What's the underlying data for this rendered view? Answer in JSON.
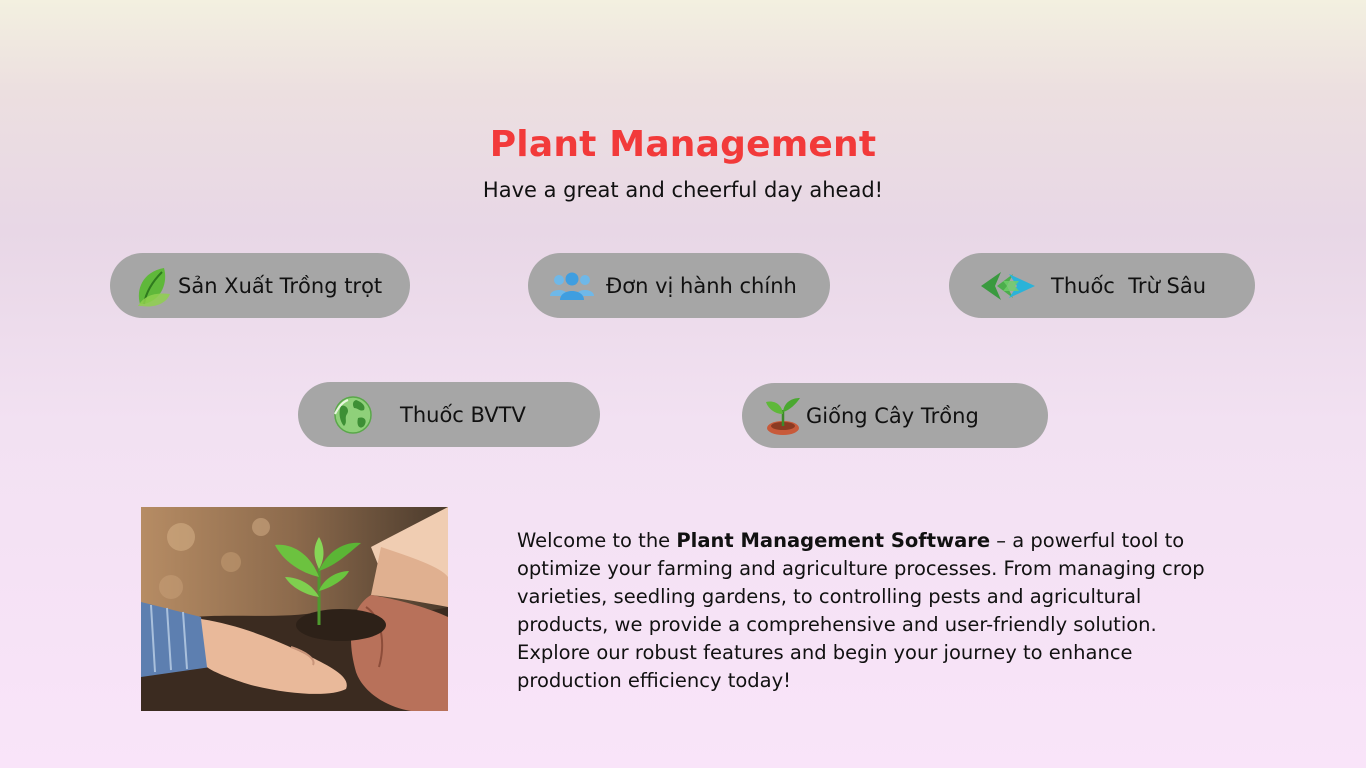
{
  "header": {
    "title": "Plant Management",
    "subtitle": "Have a great and cheerful day ahead!"
  },
  "nav": [
    {
      "label": "Sản Xuất Trồng trọt",
      "icon": "leaf-icon"
    },
    {
      "label": "Đơn vị hành chính",
      "icon": "users-icon"
    },
    {
      "label": "Thuốc  Trừ Sâu",
      "icon": "pesticide-logo-icon"
    },
    {
      "label": "Thuốc BVTV",
      "icon": "globe-icon"
    },
    {
      "label": "Giống Cây Trồng",
      "icon": "seedling-icon"
    }
  ],
  "intro": {
    "prefix": "Welcome to the ",
    "highlight": "Plant Management Software",
    "suffix": " – a powerful tool to optimize your farming and agriculture processes. From managing crop varieties, seedling gardens, to controlling pests and agricultural products, we provide a comprehensive and user-friendly solution. Explore our robust features and begin your journey to enhance production efficiency today!"
  },
  "colors": {
    "title": "#f23a3a",
    "pill_bg": "#a6a6a6"
  }
}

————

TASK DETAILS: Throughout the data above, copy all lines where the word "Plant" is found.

ANSWER SECTION:
    "title": "Plant Management",
    "highlight": "Plant Management Software",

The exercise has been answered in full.